(WHAT IS REQUIRED) Every record must be output verbatim in the reply.
[DATASET — start]
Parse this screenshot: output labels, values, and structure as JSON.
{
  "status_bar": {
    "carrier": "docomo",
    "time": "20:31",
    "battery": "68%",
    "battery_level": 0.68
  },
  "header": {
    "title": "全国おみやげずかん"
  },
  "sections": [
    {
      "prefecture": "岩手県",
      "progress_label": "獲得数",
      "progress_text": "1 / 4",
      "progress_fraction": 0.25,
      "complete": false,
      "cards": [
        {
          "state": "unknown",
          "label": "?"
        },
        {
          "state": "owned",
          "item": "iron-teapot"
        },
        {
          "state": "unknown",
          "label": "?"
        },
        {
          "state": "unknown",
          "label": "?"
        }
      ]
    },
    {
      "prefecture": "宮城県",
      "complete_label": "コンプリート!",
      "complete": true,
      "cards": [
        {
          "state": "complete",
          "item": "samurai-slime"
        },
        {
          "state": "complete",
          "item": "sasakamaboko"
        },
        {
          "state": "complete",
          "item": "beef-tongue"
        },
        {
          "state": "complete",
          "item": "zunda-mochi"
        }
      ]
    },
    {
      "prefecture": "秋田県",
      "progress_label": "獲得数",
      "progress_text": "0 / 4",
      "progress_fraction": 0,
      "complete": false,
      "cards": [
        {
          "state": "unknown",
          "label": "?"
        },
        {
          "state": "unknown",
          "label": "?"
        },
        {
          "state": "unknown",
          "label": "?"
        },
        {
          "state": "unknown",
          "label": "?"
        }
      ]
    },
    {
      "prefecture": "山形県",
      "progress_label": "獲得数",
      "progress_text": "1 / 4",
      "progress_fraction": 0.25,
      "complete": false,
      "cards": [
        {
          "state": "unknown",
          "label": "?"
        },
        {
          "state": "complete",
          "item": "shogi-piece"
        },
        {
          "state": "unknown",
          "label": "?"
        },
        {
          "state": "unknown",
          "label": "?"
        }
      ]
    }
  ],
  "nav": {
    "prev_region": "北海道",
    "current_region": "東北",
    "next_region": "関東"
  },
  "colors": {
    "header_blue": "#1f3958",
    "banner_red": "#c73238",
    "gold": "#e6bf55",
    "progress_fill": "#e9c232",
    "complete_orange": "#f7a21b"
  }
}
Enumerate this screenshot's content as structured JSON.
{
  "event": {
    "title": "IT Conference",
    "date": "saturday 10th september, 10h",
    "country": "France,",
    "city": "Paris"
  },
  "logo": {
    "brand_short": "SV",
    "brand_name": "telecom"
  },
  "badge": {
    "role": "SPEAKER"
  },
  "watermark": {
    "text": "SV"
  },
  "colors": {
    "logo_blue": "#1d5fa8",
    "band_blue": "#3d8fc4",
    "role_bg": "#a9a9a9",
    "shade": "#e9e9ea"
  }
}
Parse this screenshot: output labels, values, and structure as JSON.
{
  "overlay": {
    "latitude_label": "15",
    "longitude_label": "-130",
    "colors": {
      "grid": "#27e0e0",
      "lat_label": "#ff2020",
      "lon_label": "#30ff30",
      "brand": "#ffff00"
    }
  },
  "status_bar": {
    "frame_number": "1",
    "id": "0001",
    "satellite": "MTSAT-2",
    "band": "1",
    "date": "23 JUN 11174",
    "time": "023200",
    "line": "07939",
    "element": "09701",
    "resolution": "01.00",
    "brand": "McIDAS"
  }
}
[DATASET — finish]
(TASK OUTPUT)
Parse this screenshot: output labels, values, and structure as JSON.
{
  "status_bar": {
    "carrier": "docomo",
    "time": "20:31",
    "battery": "68%",
    "battery_level": 0.68
  },
  "header": {
    "title": "全国おみやげずかん"
  },
  "sections": [
    {
      "prefecture": "岩手県",
      "progress_label": "獲得数",
      "progress_text": "1 / 4",
      "progress_fraction": 0.25,
      "complete": false,
      "cards": [
        {
          "state": "unknown",
          "label": "?"
        },
        {
          "state": "owned",
          "item": "iron-teapot"
        },
        {
          "state": "unknown",
          "label": "?"
        },
        {
          "state": "unknown",
          "label": "?"
        }
      ]
    },
    {
      "prefecture": "宮城県",
      "complete_label": "コンプリート!",
      "complete": true,
      "cards": [
        {
          "state": "complete",
          "item": "samurai-slime"
        },
        {
          "state": "complete",
          "item": "sasakamaboko"
        },
        {
          "state": "complete",
          "item": "beef-tongue"
        },
        {
          "state": "complete",
          "item": "zunda-mochi"
        }
      ]
    },
    {
      "prefecture": "秋田県",
      "progress_label": "獲得数",
      "progress_text": "0 / 4",
      "progress_fraction": 0,
      "complete": false,
      "cards": [
        {
          "state": "unknown",
          "label": "?"
        },
        {
          "state": "unknown",
          "label": "?"
        },
        {
          "state": "unknown",
          "label": "?"
        },
        {
          "state": "unknown",
          "label": "?"
        }
      ]
    },
    {
      "prefecture": "山形県",
      "progress_label": "獲得数",
      "progress_text": "1 / 4",
      "progress_fraction": 0.25,
      "complete": false,
      "cards": [
        {
          "state": "unknown",
          "label": "?"
        },
        {
          "state": "complete",
          "item": "shogi-piece"
        },
        {
          "state": "unknown",
          "label": "?"
        },
        {
          "state": "unknown",
          "label": "?"
        }
      ]
    }
  ],
  "nav": {
    "prev_region": "北海道",
    "current_region": "東北",
    "next_region": "関東"
  },
  "colors": {
    "header_blue": "#1f3958",
    "banner_red": "#c73238",
    "gold": "#e6bf55",
    "progress_fill": "#e9c232",
    "complete_orange": "#f7a21b"
  }
}
Enumerate this screenshot's content as structured JSON.
{
  "event": {
    "title": "IT Conference",
    "date": "saturday 10th september, 10h",
    "country": "France,",
    "city": "Paris"
  },
  "logo": {
    "brand_short": "SV",
    "brand_name": "telecom"
  },
  "badge": {
    "role": "SPEAKER"
  },
  "watermark": {
    "text": "SV"
  },
  "colors": {
    "logo_blue": "#1d5fa8",
    "band_blue": "#3d8fc4",
    "role_bg": "#a9a9a9",
    "shade": "#e9e9ea"
  }
}
Parse this screenshot: output labels, values, and structure as JSON.
{
  "overlay": {
    "latitude_label": "15",
    "longitude_label": "-130",
    "colors": {
      "grid": "#27e0e0",
      "lat_label": "#ff2020",
      "lon_label": "#30ff30",
      "brand": "#ffff00"
    }
  },
  "status_bar": {
    "frame_number": "1",
    "id": "0001",
    "satellite": "MTSAT-2",
    "band": "1",
    "date": "23 JUN 11174",
    "time": "023200",
    "line": "07939",
    "element": "09701",
    "resolution": "01.00",
    "brand": "McIDAS"
  }
}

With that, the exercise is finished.